*What you need to do*:
Report all lines below with the word "post".
____________
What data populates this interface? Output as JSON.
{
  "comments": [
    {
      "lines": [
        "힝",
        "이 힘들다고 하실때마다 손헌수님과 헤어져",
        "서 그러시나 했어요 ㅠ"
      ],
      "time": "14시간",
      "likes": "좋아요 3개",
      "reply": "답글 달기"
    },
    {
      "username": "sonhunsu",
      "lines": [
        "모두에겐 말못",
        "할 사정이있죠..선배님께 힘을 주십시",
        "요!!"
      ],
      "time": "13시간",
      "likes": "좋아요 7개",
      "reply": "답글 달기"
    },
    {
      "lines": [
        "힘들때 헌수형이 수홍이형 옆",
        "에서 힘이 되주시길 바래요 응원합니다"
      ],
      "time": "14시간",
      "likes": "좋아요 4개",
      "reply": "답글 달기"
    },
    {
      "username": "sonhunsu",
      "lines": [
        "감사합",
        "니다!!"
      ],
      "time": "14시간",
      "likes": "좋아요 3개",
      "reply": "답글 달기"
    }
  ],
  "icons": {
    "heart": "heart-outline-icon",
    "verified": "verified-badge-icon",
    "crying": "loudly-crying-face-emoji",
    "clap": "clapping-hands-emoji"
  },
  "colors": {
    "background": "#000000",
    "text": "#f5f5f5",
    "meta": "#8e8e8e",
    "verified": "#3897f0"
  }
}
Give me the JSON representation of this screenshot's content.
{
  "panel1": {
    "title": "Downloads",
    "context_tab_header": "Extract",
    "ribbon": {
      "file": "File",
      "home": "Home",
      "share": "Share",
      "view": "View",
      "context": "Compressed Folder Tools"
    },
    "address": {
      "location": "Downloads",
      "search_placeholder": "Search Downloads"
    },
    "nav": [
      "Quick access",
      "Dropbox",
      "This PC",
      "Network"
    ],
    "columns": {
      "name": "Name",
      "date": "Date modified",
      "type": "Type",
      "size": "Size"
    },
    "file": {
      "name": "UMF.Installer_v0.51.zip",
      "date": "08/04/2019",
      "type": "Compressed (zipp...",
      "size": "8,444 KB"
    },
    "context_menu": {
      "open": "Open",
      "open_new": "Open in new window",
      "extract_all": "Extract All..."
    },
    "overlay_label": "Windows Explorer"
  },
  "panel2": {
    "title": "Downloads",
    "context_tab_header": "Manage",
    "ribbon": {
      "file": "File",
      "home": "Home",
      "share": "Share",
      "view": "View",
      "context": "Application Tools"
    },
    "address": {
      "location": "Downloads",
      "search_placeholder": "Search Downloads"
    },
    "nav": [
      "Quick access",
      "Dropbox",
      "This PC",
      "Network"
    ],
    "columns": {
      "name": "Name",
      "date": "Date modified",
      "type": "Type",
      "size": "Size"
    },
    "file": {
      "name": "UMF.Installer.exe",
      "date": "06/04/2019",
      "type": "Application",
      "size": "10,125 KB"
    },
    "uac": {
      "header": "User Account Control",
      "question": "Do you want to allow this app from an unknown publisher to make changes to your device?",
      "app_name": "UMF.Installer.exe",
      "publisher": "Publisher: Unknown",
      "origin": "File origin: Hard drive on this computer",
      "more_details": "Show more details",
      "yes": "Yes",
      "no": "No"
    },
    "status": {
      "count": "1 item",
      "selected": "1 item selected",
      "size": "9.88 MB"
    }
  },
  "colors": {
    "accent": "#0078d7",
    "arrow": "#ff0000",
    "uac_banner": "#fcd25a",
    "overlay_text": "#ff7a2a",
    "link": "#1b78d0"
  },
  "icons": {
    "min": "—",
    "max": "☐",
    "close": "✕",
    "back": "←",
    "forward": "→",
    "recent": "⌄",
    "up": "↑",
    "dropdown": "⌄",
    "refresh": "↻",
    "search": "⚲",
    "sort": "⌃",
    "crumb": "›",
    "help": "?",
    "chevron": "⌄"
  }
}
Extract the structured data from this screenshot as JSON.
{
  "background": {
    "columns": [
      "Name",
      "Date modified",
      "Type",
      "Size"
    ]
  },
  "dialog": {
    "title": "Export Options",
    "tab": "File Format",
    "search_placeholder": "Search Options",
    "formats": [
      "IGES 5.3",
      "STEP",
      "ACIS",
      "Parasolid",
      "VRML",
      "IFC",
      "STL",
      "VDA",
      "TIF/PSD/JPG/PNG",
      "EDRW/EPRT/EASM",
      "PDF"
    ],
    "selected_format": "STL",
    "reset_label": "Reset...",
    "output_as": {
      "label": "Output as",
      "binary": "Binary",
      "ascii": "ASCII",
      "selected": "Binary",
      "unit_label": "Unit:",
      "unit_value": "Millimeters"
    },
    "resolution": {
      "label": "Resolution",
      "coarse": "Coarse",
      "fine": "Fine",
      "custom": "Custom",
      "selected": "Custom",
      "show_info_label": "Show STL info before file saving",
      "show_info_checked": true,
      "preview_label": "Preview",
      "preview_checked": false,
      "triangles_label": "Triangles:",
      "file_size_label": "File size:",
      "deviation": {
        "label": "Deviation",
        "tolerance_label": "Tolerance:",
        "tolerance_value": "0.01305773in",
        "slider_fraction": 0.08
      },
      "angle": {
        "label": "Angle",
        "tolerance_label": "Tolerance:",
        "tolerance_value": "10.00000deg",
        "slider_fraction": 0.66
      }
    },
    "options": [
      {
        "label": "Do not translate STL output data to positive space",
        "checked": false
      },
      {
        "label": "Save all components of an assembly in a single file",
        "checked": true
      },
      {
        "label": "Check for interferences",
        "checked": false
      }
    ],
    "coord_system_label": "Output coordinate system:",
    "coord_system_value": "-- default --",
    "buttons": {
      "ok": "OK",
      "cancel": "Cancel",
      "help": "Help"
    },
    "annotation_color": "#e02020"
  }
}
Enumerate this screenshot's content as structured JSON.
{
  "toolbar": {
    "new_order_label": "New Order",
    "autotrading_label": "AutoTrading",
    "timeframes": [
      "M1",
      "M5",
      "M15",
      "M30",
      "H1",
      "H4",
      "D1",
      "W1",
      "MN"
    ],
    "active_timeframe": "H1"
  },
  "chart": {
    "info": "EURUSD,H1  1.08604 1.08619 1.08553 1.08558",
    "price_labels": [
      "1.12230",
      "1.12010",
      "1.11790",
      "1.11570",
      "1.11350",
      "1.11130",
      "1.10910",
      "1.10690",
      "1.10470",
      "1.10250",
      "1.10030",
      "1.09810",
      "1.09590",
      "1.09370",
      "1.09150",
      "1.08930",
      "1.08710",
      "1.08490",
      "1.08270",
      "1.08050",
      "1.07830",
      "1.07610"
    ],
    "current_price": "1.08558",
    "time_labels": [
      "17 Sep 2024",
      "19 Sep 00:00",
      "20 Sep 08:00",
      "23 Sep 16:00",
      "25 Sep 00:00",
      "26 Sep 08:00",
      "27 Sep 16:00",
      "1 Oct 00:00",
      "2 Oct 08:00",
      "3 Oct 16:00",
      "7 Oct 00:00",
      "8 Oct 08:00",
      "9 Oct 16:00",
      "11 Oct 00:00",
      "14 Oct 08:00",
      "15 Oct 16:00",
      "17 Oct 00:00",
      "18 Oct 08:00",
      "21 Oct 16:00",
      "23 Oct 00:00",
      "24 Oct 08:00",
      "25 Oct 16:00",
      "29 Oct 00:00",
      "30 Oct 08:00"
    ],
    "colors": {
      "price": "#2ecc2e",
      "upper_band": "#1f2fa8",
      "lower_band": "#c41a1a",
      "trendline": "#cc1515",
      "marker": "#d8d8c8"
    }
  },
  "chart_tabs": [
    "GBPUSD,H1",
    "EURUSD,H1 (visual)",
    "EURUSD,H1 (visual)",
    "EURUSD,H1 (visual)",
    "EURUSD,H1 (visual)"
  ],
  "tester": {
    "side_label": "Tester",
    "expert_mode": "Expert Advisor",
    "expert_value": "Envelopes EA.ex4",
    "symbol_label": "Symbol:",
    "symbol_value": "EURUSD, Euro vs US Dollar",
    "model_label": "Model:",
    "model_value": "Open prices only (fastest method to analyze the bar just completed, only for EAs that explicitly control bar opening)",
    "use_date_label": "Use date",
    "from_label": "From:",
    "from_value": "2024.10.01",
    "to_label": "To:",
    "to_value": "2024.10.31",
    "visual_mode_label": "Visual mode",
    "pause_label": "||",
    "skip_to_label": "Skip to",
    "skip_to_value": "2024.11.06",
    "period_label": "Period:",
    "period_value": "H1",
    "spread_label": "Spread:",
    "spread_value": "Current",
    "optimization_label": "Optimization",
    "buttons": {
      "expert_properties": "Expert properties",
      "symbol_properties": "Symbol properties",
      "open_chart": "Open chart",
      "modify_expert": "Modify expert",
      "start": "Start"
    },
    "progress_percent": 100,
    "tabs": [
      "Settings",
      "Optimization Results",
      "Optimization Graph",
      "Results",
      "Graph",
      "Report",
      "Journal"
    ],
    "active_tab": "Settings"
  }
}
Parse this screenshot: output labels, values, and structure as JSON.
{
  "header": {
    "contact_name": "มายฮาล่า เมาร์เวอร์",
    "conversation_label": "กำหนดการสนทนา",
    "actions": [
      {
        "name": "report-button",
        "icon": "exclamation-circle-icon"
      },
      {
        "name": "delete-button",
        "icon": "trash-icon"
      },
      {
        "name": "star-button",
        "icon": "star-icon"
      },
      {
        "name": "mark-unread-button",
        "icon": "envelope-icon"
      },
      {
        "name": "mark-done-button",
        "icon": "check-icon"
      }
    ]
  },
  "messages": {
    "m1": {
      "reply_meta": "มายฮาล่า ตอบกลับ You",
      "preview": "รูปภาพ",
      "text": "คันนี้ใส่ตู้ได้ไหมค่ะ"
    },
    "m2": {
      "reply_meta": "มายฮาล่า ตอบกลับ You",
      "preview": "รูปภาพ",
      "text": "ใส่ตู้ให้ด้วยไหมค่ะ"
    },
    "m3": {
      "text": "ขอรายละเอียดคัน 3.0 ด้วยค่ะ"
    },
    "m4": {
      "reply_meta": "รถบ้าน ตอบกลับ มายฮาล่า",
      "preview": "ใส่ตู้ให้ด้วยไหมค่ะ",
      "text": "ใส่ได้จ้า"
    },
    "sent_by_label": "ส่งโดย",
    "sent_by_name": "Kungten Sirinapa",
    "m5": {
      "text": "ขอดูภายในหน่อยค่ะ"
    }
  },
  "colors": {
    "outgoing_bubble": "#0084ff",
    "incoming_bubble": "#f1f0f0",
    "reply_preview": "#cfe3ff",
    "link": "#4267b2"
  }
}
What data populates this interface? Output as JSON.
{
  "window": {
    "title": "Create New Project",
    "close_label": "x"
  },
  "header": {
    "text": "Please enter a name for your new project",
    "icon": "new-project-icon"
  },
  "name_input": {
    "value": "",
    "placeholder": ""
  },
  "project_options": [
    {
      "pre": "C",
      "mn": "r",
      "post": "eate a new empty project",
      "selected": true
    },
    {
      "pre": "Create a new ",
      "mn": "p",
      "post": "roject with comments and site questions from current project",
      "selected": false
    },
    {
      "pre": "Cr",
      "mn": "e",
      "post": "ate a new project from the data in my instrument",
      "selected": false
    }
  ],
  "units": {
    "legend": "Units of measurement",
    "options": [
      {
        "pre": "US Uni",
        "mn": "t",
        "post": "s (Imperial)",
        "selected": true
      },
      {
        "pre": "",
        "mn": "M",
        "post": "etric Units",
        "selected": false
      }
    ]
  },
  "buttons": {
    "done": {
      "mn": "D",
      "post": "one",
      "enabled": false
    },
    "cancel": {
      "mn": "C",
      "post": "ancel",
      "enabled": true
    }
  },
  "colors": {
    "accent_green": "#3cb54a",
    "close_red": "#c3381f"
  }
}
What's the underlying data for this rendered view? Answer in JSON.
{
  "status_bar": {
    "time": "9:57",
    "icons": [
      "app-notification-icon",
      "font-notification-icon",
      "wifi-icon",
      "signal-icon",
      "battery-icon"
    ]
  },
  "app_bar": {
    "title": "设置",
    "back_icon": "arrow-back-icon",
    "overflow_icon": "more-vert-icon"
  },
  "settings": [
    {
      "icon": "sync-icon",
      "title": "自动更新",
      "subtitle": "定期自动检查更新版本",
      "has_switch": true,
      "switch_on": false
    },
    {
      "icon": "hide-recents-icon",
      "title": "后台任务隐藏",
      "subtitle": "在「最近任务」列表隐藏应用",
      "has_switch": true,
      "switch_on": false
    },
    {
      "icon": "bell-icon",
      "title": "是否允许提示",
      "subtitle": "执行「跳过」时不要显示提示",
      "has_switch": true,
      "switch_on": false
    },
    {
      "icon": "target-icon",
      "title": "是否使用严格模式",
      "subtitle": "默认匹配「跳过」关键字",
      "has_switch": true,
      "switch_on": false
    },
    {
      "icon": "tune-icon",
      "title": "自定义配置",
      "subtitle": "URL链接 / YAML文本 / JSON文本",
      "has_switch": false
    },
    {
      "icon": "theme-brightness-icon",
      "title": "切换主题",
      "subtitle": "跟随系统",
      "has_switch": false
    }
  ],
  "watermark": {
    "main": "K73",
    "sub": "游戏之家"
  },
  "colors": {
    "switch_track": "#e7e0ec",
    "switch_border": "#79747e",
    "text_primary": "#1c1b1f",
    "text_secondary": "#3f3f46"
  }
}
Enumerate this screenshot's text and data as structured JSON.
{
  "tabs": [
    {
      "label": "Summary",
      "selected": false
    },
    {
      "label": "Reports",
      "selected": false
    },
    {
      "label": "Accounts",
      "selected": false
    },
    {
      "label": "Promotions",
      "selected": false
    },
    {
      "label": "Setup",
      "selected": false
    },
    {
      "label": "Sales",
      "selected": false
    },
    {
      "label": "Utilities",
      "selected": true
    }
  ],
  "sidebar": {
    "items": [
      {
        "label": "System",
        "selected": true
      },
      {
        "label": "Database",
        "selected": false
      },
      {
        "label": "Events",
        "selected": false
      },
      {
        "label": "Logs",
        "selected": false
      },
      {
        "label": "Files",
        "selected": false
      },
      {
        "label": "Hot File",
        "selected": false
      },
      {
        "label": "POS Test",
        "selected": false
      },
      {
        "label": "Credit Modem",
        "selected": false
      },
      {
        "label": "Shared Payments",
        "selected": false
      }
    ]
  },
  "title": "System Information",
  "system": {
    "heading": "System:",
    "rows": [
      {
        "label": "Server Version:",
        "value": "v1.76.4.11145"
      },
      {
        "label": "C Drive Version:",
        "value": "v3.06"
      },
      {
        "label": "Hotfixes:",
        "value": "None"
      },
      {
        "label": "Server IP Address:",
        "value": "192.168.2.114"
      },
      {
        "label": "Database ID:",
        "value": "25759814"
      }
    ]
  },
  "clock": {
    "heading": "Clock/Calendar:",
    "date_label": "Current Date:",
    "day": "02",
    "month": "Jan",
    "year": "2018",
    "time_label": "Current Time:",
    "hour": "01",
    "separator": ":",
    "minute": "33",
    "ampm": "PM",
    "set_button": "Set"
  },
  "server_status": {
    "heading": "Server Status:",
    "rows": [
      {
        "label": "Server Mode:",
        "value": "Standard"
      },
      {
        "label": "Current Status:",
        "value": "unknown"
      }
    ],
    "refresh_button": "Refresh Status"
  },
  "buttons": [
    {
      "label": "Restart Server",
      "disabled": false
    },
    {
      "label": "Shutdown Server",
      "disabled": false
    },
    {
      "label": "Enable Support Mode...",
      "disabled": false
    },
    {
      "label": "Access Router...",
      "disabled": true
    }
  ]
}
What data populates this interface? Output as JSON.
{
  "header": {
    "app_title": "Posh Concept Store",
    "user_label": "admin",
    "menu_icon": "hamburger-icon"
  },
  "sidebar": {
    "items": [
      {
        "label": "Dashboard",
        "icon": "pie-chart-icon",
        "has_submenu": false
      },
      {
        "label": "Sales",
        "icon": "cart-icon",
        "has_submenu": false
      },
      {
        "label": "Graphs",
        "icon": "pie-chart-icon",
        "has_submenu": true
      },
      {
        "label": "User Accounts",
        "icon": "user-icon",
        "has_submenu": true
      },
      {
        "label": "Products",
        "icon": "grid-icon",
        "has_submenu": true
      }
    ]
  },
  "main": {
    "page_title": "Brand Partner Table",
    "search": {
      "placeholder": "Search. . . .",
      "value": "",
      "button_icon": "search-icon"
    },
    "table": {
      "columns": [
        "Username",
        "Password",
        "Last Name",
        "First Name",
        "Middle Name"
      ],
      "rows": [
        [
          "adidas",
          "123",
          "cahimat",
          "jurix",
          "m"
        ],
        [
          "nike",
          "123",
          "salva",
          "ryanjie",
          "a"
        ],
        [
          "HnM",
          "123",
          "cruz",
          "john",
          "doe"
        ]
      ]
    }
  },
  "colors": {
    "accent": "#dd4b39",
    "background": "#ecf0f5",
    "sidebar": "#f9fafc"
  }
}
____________
*Result for this exercise*:
      "post": "eate a new empty project",
      "post": "roject with comments and site questions from current project",
      "post": "ate a new project from the data in my instrument",
        "post": "s (Imperial)",
        "post": "etric Units",
      "post": "one",
      "post": "ancel",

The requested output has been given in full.